  2. Von Dehsen, Christian D.; Scott L. Harris (1999-10-21). Philosophers and Religious Leaders. Greenwood Press. p. p. 19. ISBN 978-1-57356-152-5. |page= has extra text (help)
  3. O'Connor, John J.; Robertson, Edmund F., "Avicenna", MacTutor History of Mathematics archive, University of St Andrews.
  4. Nasr, Seyyed Hossein (2007). "Avicenna". Encyclopædia Britannica Online. Archived from the original on 31 October 2007. Retrieved 2007-11-05.
  5. "Extracts from the history of Islamic pharmacy". Pharmacy History.
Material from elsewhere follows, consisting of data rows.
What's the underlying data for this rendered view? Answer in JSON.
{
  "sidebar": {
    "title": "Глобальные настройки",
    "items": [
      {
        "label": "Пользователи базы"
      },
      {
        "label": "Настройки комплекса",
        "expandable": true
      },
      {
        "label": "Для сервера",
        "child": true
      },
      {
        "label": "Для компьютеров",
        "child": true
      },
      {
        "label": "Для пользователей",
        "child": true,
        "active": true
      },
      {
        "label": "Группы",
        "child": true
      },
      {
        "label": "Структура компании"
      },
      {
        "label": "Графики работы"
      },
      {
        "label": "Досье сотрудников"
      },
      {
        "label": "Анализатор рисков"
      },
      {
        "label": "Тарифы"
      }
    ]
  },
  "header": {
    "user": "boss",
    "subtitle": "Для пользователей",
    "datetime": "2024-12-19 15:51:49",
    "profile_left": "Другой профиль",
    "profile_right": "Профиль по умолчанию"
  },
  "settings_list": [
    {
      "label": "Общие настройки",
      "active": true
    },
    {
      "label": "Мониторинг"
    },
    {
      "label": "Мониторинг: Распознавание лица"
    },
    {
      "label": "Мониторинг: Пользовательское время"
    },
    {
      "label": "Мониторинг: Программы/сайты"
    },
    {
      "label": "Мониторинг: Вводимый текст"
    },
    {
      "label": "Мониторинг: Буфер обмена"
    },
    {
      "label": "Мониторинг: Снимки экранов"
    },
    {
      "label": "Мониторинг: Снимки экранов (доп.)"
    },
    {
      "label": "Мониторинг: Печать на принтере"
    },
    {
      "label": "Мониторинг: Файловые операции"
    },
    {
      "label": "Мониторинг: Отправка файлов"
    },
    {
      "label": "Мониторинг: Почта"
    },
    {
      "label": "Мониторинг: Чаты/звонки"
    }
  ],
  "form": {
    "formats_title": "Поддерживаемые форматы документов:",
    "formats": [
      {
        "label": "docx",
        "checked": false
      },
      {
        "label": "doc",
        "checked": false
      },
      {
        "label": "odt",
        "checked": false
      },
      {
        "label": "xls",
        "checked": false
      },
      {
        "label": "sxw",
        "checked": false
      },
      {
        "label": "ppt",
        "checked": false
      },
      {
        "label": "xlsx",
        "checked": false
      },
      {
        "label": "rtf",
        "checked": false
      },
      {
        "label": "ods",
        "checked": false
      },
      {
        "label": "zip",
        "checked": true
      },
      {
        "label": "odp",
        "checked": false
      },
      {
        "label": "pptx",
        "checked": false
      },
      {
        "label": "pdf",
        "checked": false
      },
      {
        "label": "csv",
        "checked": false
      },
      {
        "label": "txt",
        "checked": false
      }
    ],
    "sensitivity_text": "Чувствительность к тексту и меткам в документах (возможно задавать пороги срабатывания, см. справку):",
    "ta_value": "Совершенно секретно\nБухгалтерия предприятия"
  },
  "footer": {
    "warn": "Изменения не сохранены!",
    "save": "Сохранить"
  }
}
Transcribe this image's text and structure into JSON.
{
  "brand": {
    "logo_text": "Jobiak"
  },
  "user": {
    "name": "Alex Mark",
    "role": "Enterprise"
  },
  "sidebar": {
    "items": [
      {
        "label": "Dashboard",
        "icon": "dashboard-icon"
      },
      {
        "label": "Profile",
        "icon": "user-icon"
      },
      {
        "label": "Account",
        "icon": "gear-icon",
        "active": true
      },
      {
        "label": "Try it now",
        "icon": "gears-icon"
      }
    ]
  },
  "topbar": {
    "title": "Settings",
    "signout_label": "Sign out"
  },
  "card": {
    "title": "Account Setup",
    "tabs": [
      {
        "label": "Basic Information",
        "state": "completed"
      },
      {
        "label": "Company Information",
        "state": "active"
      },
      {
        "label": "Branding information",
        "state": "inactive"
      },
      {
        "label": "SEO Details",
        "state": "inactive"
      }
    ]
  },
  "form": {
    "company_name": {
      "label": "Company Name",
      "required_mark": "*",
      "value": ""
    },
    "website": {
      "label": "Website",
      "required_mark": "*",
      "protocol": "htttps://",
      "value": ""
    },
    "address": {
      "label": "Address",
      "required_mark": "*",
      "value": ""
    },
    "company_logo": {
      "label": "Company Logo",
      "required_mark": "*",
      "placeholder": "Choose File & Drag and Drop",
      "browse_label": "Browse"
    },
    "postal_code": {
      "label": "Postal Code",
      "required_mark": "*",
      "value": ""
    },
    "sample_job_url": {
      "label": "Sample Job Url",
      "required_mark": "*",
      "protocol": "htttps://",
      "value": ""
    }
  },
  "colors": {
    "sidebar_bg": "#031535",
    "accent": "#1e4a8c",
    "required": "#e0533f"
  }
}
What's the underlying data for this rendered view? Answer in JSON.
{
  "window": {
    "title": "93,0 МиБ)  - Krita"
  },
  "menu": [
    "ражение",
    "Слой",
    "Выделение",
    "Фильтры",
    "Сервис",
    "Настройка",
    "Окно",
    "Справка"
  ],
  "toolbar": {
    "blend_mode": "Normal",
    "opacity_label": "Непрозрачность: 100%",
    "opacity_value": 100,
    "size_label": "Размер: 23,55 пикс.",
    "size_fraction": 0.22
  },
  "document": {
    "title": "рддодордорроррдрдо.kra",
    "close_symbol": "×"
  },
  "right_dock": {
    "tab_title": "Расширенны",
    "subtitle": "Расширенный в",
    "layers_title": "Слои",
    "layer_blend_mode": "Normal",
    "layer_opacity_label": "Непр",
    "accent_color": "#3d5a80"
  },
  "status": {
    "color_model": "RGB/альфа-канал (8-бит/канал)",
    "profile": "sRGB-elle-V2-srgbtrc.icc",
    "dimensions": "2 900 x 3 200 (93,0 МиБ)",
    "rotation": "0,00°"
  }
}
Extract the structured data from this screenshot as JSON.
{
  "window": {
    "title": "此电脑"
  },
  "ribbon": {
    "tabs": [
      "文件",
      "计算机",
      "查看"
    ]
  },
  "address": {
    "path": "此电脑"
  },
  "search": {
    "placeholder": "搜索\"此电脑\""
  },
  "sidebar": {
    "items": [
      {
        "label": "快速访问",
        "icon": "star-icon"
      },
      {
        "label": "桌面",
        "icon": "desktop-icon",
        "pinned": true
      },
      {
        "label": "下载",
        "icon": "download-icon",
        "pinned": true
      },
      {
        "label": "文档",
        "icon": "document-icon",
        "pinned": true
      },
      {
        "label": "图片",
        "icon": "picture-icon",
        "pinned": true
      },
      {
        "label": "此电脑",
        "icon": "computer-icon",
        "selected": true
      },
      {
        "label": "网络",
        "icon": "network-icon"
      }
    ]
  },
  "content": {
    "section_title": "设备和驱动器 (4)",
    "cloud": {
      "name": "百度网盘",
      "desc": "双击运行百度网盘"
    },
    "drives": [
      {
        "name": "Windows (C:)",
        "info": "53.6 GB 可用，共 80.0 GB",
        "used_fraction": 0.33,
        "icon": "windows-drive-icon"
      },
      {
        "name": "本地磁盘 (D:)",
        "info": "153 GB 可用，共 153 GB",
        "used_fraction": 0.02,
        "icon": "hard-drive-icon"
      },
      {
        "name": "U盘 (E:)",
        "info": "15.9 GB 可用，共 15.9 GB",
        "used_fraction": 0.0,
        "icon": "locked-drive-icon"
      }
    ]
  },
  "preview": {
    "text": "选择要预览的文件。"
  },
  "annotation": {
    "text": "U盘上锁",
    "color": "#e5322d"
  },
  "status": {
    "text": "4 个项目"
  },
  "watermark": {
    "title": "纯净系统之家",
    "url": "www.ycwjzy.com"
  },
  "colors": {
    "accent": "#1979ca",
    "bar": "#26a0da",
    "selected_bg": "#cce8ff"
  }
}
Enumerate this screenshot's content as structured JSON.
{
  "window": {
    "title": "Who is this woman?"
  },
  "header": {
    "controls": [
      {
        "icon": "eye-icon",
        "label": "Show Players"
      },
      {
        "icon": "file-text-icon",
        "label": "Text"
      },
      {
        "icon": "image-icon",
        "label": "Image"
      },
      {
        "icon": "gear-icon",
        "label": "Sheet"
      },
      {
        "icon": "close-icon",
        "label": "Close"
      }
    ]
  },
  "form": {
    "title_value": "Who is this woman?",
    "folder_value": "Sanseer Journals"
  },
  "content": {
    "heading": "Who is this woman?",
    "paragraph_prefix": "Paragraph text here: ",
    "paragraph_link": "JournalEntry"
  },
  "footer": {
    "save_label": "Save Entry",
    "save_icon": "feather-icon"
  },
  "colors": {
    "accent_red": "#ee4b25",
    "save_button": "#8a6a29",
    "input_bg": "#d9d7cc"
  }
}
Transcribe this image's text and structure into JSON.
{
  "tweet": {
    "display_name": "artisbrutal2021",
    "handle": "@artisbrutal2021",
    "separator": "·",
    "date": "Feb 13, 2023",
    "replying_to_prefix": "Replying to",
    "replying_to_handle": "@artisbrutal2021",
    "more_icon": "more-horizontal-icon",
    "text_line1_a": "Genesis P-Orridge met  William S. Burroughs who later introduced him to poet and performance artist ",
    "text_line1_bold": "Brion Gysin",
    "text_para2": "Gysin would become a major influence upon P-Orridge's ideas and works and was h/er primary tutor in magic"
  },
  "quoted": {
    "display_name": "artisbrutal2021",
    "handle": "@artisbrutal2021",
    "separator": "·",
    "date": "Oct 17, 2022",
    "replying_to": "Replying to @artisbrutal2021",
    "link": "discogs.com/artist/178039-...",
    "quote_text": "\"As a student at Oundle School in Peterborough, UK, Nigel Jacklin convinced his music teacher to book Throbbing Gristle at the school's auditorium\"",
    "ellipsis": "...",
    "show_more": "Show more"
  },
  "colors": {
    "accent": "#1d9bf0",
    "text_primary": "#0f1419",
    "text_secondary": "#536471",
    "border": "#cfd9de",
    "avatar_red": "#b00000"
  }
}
Pharma Corner. Archived from the original on 2010-01-05. Retrieved 2007-11-11.
  6. Greenhill, William Alexander (1867), "Abitianus", in Smith, William (ed.), Dictionary of Greek and Roman Biography and Mythology, 1, p. 3
  7. Sizgorich, Tom. "Avicenna". World History: Ancient and Medieval Eras. ABC-CLIO, 2013. Web. 4 Dec. 2013.
  8. Sizgorich, Tom. "Avicenna." World History: Ancient and Medieval Eras. ABC-CLIO, 2013. Web. 27 Feb. 2013.
  9. Ramsey, Matthew. "Avicenna." World Book Advanced. World Book, 2013. Web. 4 Dec. 2013.
  10. "Avicenna", in Encyclopædia Iranica, Online Version 2006". Iranica.com. Retrieved 2010-01-19.
  11. Charles F. Horne (1917), ed., The Sacred Books and Early Literature of the East Vol. VI: Medieval Arabia, p. 90-91. Parke, Austin, & Lipscomb, New York. (cf. Ibn Sina (Avicenna) (973-1037): On Medicine, c. 1020 CE, Medieval Sourcebook.)

    "Avicenna (973-1037) was a sort of universal genius, known first as a physician. To his works on medicine he afterward added religious tracts, poems, works on philosophy, on logic, as physics, on mathematics, and on astronomy.

  12. Marmura, Michael. "Avicenna." Encyclopedia of Philosophy. Gale, 2006. Biography In Context. Web. 27 Feb. 2013.
  13. Ibn Sina / Avicenna – Saab Medical Library – AUB Amazon.com: Avicenne: A.H.370-428/A.D.980-1037 (Ibn Sina) : étude sur la vie, l'oeuvre et le système théologique et mystique d'Abou Ali el-Hosein Ben Abd Allah ... (His Les Grands philosophes) (French ed.) (9789060224854): Bernard Carra de Vaux: Books Archived 2007-06-25 at WebCite

More reading[change | change source]

  • Avicenna by Lenn E. Goodman (Cornell University Press: 1992, updated edition 2006) – A good introduction to his life and philosophical thought.

Other websites[change | change source]